‘Grace will Lead me Home’
But Newton was more than just a redeemed hymn writer with a dark past. A few years after “Amazing Grace,” in 1779, he moved to London where he continued preaching. He was one of only two evangelical Anglican priests in the capital, and he grew in popularity, even among the Methodists and Baptists of the time.
It was during this time he connected with William Wilberforce, a young member of Parliament who was struggling with staying in office while seeing evil in the world such as slavery. When he sought Newton’s advice, he advised him to “serve God where he was.” Wilberforce followed his advice, and his political views were informed by his faith and by his desire to promote Christianity and Christian ethics in private and public. That included a vocal and active fight for the abolition of slavery, one that Newton joined.
“In many ways, John Newton was kind of like the Billy Graham of his day,” said Angela Swain, associate professor of music at MBTS. “If you think of how Billy Graham was to many of our presidents, that’s how John Newton was to William Wilberforce.”
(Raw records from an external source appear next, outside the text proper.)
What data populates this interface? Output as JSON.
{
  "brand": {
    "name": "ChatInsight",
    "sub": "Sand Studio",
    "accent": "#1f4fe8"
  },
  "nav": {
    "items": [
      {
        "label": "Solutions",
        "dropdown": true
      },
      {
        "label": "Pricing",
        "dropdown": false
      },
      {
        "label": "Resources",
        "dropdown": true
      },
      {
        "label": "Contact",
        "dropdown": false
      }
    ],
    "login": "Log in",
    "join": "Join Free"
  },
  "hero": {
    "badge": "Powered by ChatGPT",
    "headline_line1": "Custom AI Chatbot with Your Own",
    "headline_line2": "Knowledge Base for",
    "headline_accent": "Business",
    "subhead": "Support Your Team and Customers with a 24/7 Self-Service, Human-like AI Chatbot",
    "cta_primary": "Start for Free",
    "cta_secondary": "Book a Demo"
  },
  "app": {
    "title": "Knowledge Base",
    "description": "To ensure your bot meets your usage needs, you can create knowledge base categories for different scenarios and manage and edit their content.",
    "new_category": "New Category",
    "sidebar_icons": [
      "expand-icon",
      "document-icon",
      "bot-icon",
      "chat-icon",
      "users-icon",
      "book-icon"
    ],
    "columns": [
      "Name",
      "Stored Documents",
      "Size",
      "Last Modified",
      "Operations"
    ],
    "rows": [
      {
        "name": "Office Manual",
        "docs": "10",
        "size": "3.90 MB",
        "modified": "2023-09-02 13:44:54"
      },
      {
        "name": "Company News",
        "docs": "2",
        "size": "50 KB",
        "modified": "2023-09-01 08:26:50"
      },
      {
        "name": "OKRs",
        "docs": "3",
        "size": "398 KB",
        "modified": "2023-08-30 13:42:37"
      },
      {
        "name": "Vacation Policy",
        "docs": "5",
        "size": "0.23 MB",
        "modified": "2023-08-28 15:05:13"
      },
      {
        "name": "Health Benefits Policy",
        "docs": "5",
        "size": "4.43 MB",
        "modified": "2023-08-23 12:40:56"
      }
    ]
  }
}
Three decades after he had retired from the slave trade, Newton published a pamphlet called, “Thoughts Upon the Slave Trade,” describing the horrific conditions of the slave ships during his service as crew. The confession and apology, he wrote, “will always be a subject of humiliating reflection to me, that I was once an active instrument in a business at which my heart now shudders.”
Thanks in part to both men, the Slave Trade Act of 1807 brought British involvement in slavery to an end.
While the end of slavery in the New World was still decades away, “Amazing Grace” and its gospel message were taking hold in Britain.
‘No less days to sing God’s praise’
As profound and simple as it is, Newton’s song didn’t exactly catch on at home, and Newton was ready the next week writing a new song.
“It only became popular later in the United States,” Angela said. “Irony of ironies.”
It caught on in the U.S. in part due to its musicality and folk-melody, but largely, the Swains believe, due to its message during the Second Great Awakening.
“Theology leads to our doxology,” Angela said.
“It’s so plainly a song about the gospel,” Matt continued. “Whether we were saved from something like the slave trade, or if our conversion was less notable than John Newton’s, it still speaks of the power of God unto salvation. For those that experience that grace, we are being brought from death to life, and that in and of itself is a radical thing.”
That popularity lives on, even two and half centuries later.
“Lots of people embrace the hymn,” Matt said. “I mean, Elvis Presley sang it.”
But beyond the music and at its foundation, “Amazing Grace” is still about the gospel, and that’s potentially what has made the hymn stick around in the cultural consciousness.
“Strong hymns have strong theology,” Matt said. “It’s the grace we’ve been given that gives it that power for those of us who have been saved through the blood of Christ. It’s an even more powerful testimony to know the life of John Newton, to see what the gospel can do in his life of sin.”